The space agency handed over station deliveries to private businesses, first cargo and then crews, in order to focus on getting astronauts back to the moon and on to Mars.

Commercial cargo ships took flight in 2012, starting with SpaceX. Crew capsules were more complicated to design and build, and parachute and other technical problems pushed the first launches from 2017 to now next year.

It’s been nearly nine years since NASA astronauts have launched from the U.S. The last time was July 8, 2011, when Atlantis — now on display at Kennedy Space Center — made the final space shuttle flight.

Since then, NASA astronauts have traveled to and from the space station via Kazakhstan, courtesy of the Russian Space Agency. The Soyuz rides have cost NASA up to $86 million apiece.

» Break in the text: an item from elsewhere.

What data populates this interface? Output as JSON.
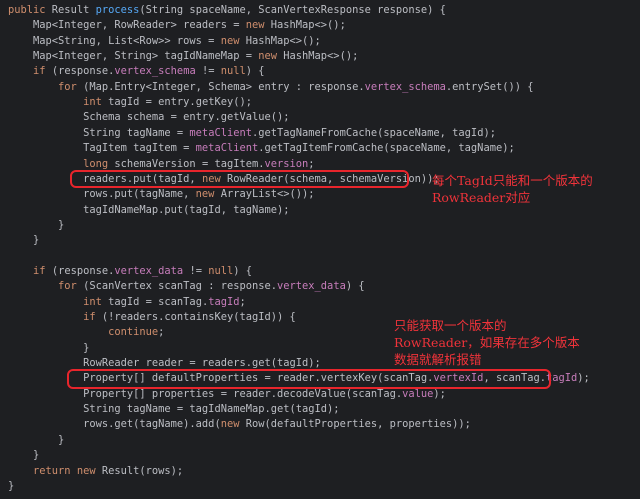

“We’re back with a vengeance now,” Florida Gov. Ron DeSantis said from Kennedy, where crowds gathered well before dawn.

Chris Ferguson commanded that last shuttle mission. Now a test pilot astronaut for Boeing and one of the Starliner’s key developers, he’s assigned to the first Starliner crew with Fincke and NASA astronaut Nicole Mann. A successful Starliner demo could see them launching by summer.

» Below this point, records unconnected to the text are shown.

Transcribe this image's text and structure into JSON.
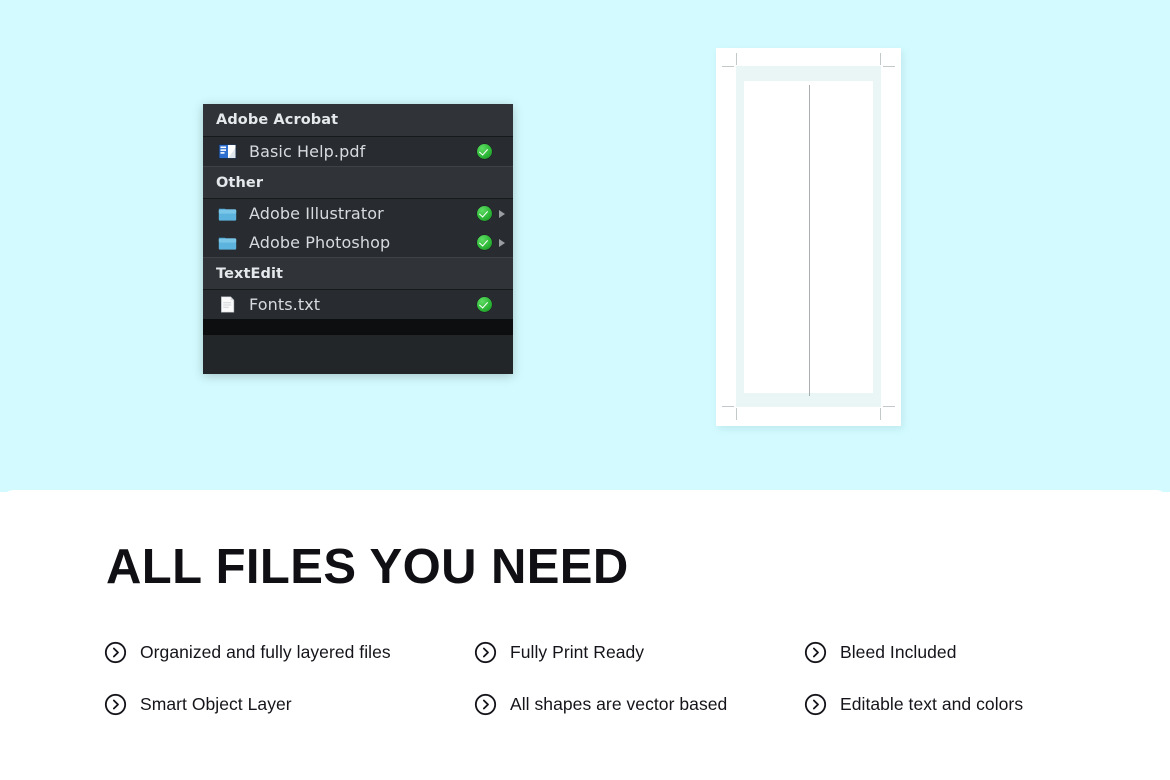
{
  "theme": {
    "hero_background": "#d3fbff",
    "sheet_background": "#ffffff",
    "panel_background": "#282c30",
    "panel_header_background": "#303438",
    "panel_footer_background": "#0c0e0f",
    "accent_check_green": "#2cb635",
    "folder_blue": "#5cb3dd",
    "headline_color": "#100f13",
    "text_color": "#15141a"
  },
  "file_panel": {
    "name": "file-browser-panel",
    "sections": [
      {
        "header": "Adobe Acrobat",
        "items": [
          {
            "label": "Basic Help.pdf",
            "icon": "pdf-file-icon",
            "status": "check-badge",
            "has_disclosure": false
          }
        ]
      },
      {
        "header": "Other",
        "items": [
          {
            "label": "Adobe Illustrator",
            "icon": "folder-icon",
            "status": "check-badge",
            "has_disclosure": true
          },
          {
            "label": "Adobe Photoshop",
            "icon": "folder-icon",
            "status": "check-badge",
            "has_disclosure": true
          }
        ]
      },
      {
        "header": "TextEdit",
        "items": [
          {
            "label": "Fonts.txt",
            "icon": "text-file-icon",
            "status": "check-badge",
            "has_disclosure": false
          }
        ]
      }
    ]
  },
  "document_preview": {
    "name": "artboard-preview",
    "description": "print document mockup with crop marks and center fold line",
    "page_background": "#ffffff",
    "bleed_band_color": "#e9f6f5",
    "crop_mark_color": "#c3c8ca",
    "fold_line_color": "#8d9396"
  },
  "content": {
    "headline": "ALL FILES YOU NEED",
    "features": [
      {
        "label": "Organized and fully layered files",
        "icon": "chevron-right-circle-icon"
      },
      {
        "label": "Fully Print Ready",
        "icon": "chevron-right-circle-icon"
      },
      {
        "label": "Bleed Included",
        "icon": "chevron-right-circle-icon"
      },
      {
        "label": "Smart Object Layer",
        "icon": "chevron-right-circle-icon"
      },
      {
        "label": "All shapes are vector based",
        "icon": "chevron-right-circle-icon"
      },
      {
        "label": "Editable text and colors",
        "icon": "chevron-right-circle-icon"
      }
    ]
  }
}
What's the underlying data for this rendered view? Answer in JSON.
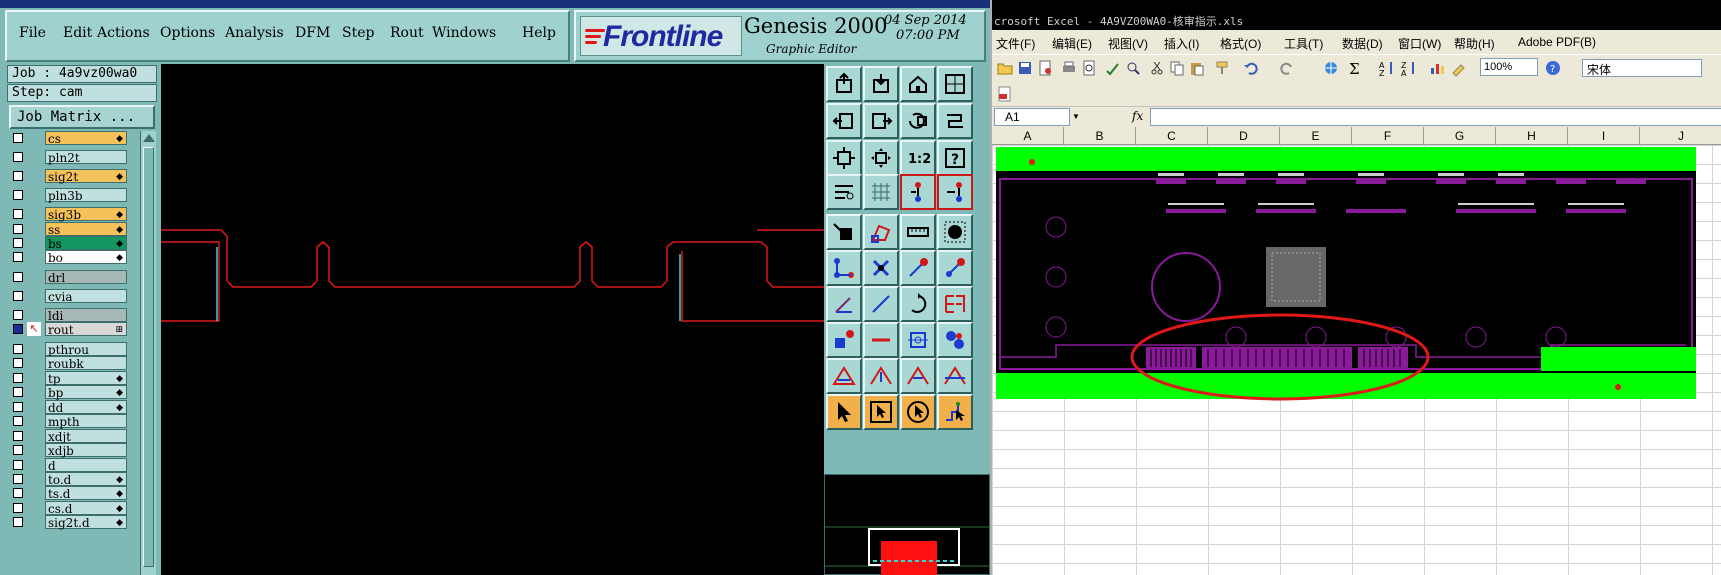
{
  "genesis": {
    "menu": [
      "File",
      "Edit",
      "Actions",
      "Options",
      "Analysis",
      "DFM",
      "Step",
      "Rout",
      "Windows",
      "Help"
    ],
    "brand": "Frontline",
    "product": "Genesis 2000",
    "subtitle": "Graphic Editor",
    "date": "04 Sep 2014",
    "time": "07:00 PM",
    "job_label": "Job : 4a9vz00wa0",
    "step_label": "Step: cam",
    "job_matrix_button": "Job Matrix ...",
    "layers": [
      {
        "name": "cs",
        "color": "#f5c15a",
        "flag": "◆"
      },
      {
        "name": "pln2t",
        "color": "#bfe0de",
        "flag": ""
      },
      {
        "name": "sig2t",
        "color": "#f5c15a",
        "flag": "◆"
      },
      {
        "name": "pln3b",
        "color": "#bfe0de",
        "flag": ""
      },
      {
        "name": "sig3b",
        "color": "#f5c15a",
        "flag": "◆"
      },
      {
        "name": "ss",
        "color": "#f5c15a",
        "flag": "◆"
      },
      {
        "name": "bs",
        "color": "#14955f",
        "flag": "◆"
      },
      {
        "name": "bo",
        "color": "#ffffff",
        "flag": "◆"
      },
      {
        "name": "drl",
        "color": "#a8b8b7",
        "flag": ""
      },
      {
        "name": "cvia",
        "color": "#bfe0de",
        "flag": ""
      },
      {
        "name": "ldi",
        "color": "#a8b8b7",
        "flag": ""
      },
      {
        "name": "rout",
        "color": "#d8d8d8",
        "flag": "⊞"
      },
      {
        "name": "pthrou",
        "color": "#bfe0de",
        "flag": ""
      },
      {
        "name": "roubk",
        "color": "#bfe0de",
        "flag": ""
      },
      {
        "name": "tp",
        "color": "#bfe0de",
        "flag": "◆"
      },
      {
        "name": "bp",
        "color": "#bfe0de",
        "flag": "◆"
      },
      {
        "name": "dd",
        "color": "#bfe0de",
        "flag": "◆"
      },
      {
        "name": "mpth",
        "color": "#bfe0de",
        "flag": ""
      },
      {
        "name": "xdjt",
        "color": "#bfe0de",
        "flag": ""
      },
      {
        "name": "xdjb",
        "color": "#bfe0de",
        "flag": ""
      },
      {
        "name": "d",
        "color": "#bfe0de",
        "flag": ""
      },
      {
        "name": "to.d",
        "color": "#bfe0de",
        "flag": "◆"
      },
      {
        "name": "ts.d",
        "color": "#bfe0de",
        "flag": "◆"
      },
      {
        "name": "cs.d",
        "color": "#bfe0de",
        "flag": "◆"
      },
      {
        "name": "sig2t.d",
        "color": "#bfe0de",
        "flag": "◆"
      }
    ],
    "tools": [
      "open-icon",
      "save-icon",
      "home-icon",
      "grid-window-icon",
      "move-left-icon",
      "move-right-icon",
      "zoom-back-icon",
      "route-icon",
      "fit-icon",
      "center-icon",
      "ratio-icon",
      "help-icon",
      "measure-tool-icon",
      "snap-grid-icon",
      "net-a-icon",
      "net-b-icon",
      "pad-icon",
      "polygon-icon",
      "ruler-icon",
      "dot-icon",
      "connect-icon",
      "cross-icon",
      "line-dot-icon",
      "arc-dot-icon",
      "angle-icon",
      "slash-icon",
      "rotate-icon",
      "split-icon",
      "pad-select-icon",
      "line-icon",
      "symbol-icon",
      "multi-pad-icon",
      "triangle-a-icon",
      "triangle-b-icon",
      "triangle-c-icon",
      "triangle-d-icon",
      "pointer-icon",
      "pointer-box-icon",
      "pointer-circle-icon",
      "pointer-route-icon"
    ],
    "colors": {
      "panel": "#7fb9b6",
      "trace": "#e01818",
      "outline": "#39d4d4"
    }
  },
  "excel": {
    "title": "crosoft Excel - 4A9VZ00WA0-核审指示.xls",
    "menu": [
      "文件(F)",
      "编辑(E)",
      "视图(V)",
      "插入(I)",
      "格式(O)",
      "工具(T)",
      "数据(D)",
      "窗口(W)",
      "帮助(H)",
      "Adobe PDF(B)"
    ],
    "zoom": "100%",
    "font": "宋体",
    "name_box": "A1",
    "fx": "fx",
    "columns": [
      "A",
      "B",
      "C",
      "D",
      "E",
      "F",
      "G",
      "H",
      "I",
      "J"
    ],
    "colors": {
      "pcb_green": "#00ff00",
      "pcb_purple": "#8a1a9a",
      "highlight": "#e01818"
    }
  }
}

“This is an incredibly unique opportunity,” Ferguson said on the eve of launch.

Mann juggled a mix of emotions: excitement, pride, stress and amazement.

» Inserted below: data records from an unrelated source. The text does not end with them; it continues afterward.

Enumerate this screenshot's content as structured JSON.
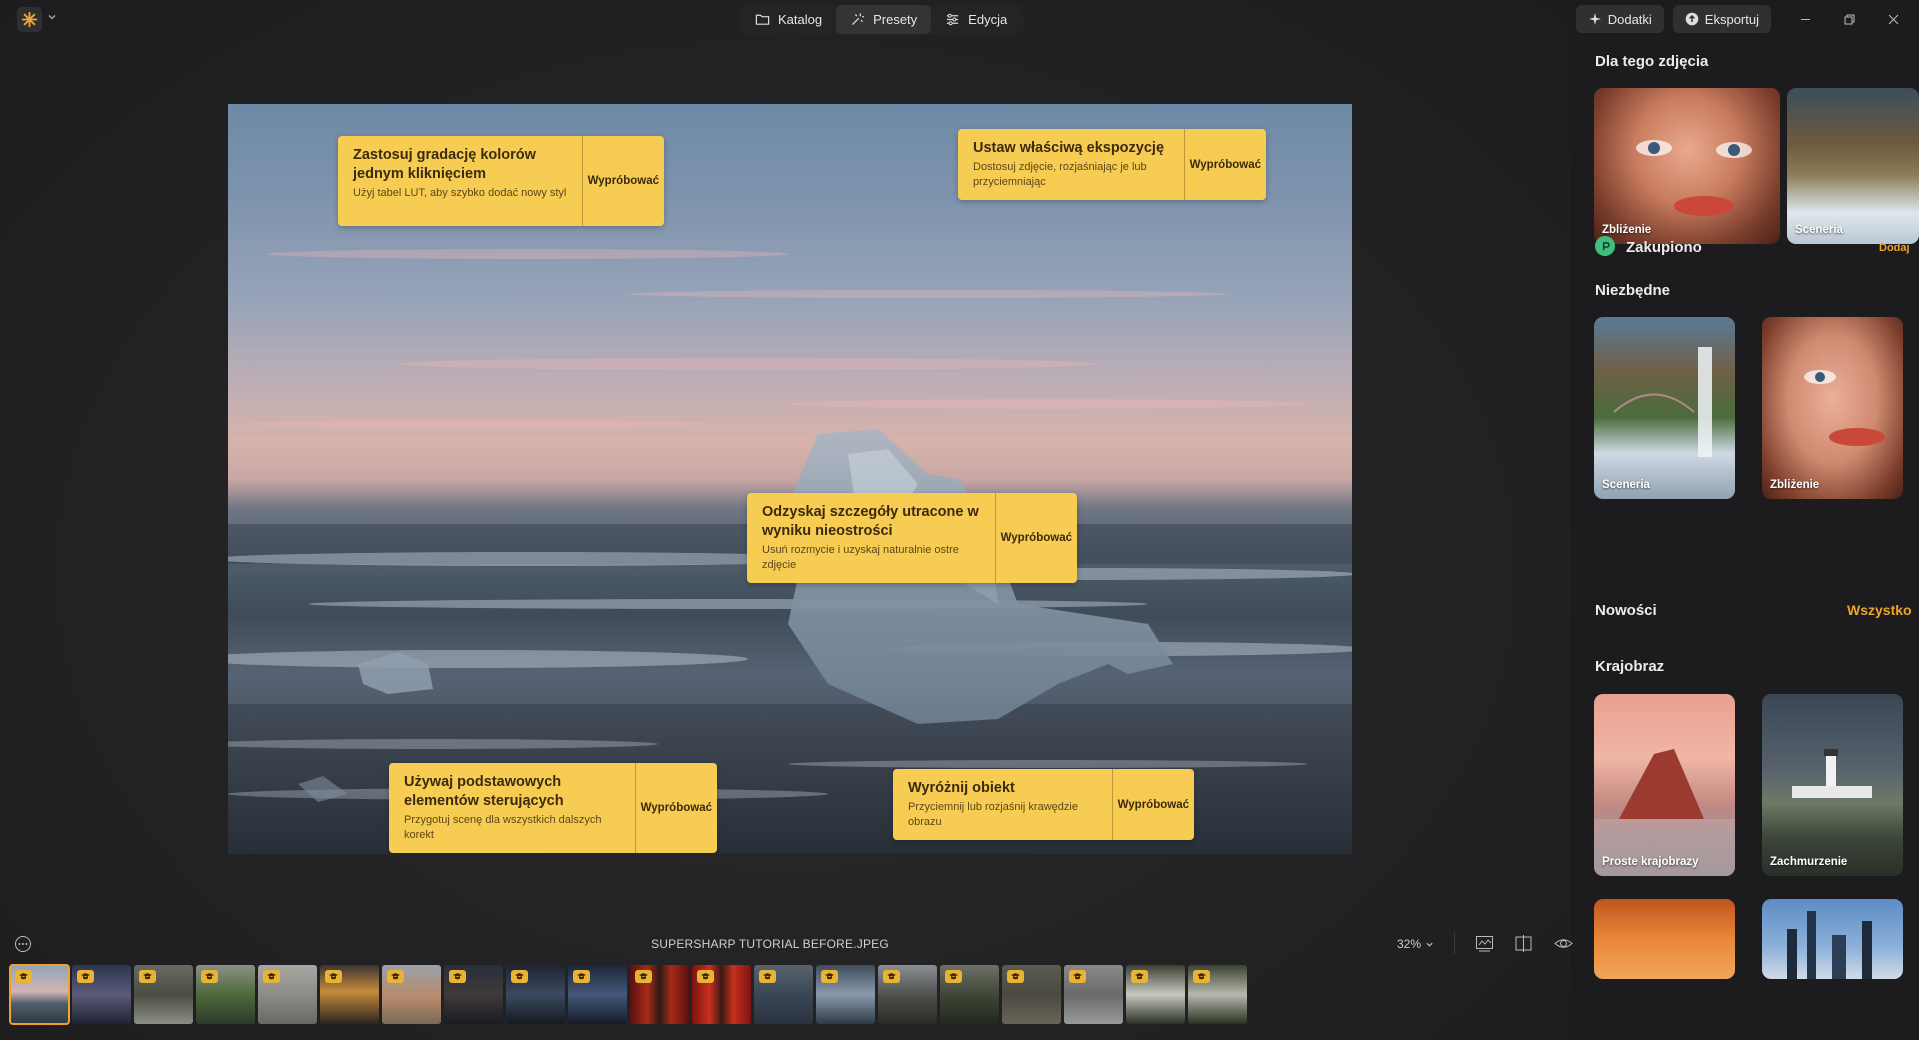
{
  "topbar": {
    "modes": [
      {
        "label": "Katalog",
        "icon": "folder-icon"
      },
      {
        "label": "Presety",
        "icon": "sparkle-icon",
        "active": true
      },
      {
        "label": "Edycja",
        "icon": "sliders-icon"
      }
    ],
    "addons_label": "Dodatki",
    "export_label": "Eksportuj"
  },
  "callouts": [
    {
      "title": "Zastosuj gradację kolorów jednym kliknięciem",
      "desc": "Użyj tabel LUT, aby szybko dodać nowy styl",
      "button": "Wypróbować"
    },
    {
      "title": "Ustaw właściwą ekspozycję",
      "desc": "Dostosuj zdjęcie, rozjaśniając je lub przyciemniając",
      "button": "Wypróbować"
    },
    {
      "title": "Odzyskaj szczegóły utracone w wyniku nieostrości",
      "desc": "Usuń rozmycie i uzyskaj naturalnie ostre zdjęcie",
      "button": "Wypróbować"
    },
    {
      "title": "Używaj podstawowych elementów sterujących",
      "desc": "Przygotuj scenę dla wszystkich dalszych korekt",
      "button": "Wypróbować"
    },
    {
      "title": "Wyróżnij obiekt",
      "desc": "Przyciemnij lub rozjaśnij krawędzie obrazu",
      "button": "Wypróbować"
    }
  ],
  "panel": {
    "for_this_photo": {
      "title": "Dla tego zdjęcia",
      "cards": [
        "Zbliżenie",
        "Sceneria"
      ]
    },
    "purchased": {
      "title": "Zakupiono",
      "action": "Dodaj"
    },
    "essentials": {
      "title": "Niezbędne",
      "cards": [
        "Sceneria",
        "Zbliżenie"
      ]
    },
    "news": {
      "title": "Nowości",
      "action": "Wszystko"
    },
    "landscape": {
      "title": "Krajobraz",
      "cards": [
        "Proste krajobrazy",
        "Zachmurzenie"
      ]
    }
  },
  "bottom": {
    "filename": "SUPERSHARP TUTORIAL BEFORE.JPEG",
    "zoom": "32%"
  },
  "colors": {
    "accent": "#f0a32a",
    "callout": "#f7cc53",
    "purchased_badge": "#3fbf7f"
  }
}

“Really overwhelmed, but in a good way and really the best of ways,” she said.

Built to accommodate seven, the white capsule with black and blue trim will typically carry four or five people. It’s 16.5 feet (5 meters) tall with its attached service module and 15 feet (4.5 meters) in diameter.

Every Starliner system will be tested during the eight-day mission, from the vibrations and stresses of liftoff to the Dec. 28 touchdown at the Army’s White Sands Missile Range in New Mexico. Parachutes and air bags will soften the capsule’s landing. Even the test dummy is packed with sensors.

Bridenstine said he’s “very comfortable” with Boeing, despite the prolonged grounding of the company’s 737 Max jets. The spacecraft and aircraft sides of the company are different, he noted. Boeing has long been involved in NASA’s human spacecraft program, from Project Mercury to the shuttle and station programs.

Boeing began preliminary work on the Starliner in 2010, a year before Atlantis soared for the last time.

In 2014, Boeing and SpaceX made the final cut. Boeing got more than $4 billion to develop and fly the Starliner, while SpaceX got $2.6 billion for a crew-version of its Dragon cargo ship.

NASA wants to make sure every reasonable precaution is taken with the capsules, designed to be safer than NASA’s old shuttles.

“We’re talking about human spaceflight,” Bridenstine cautioned. “It’s not for the faint of heart. It never has been, and it’s never going to be.”

The Associated Press Health and Science Department receives from the Howard Hughes Medical Institute’s Department of Science Education. The AP is solely responsible for all content.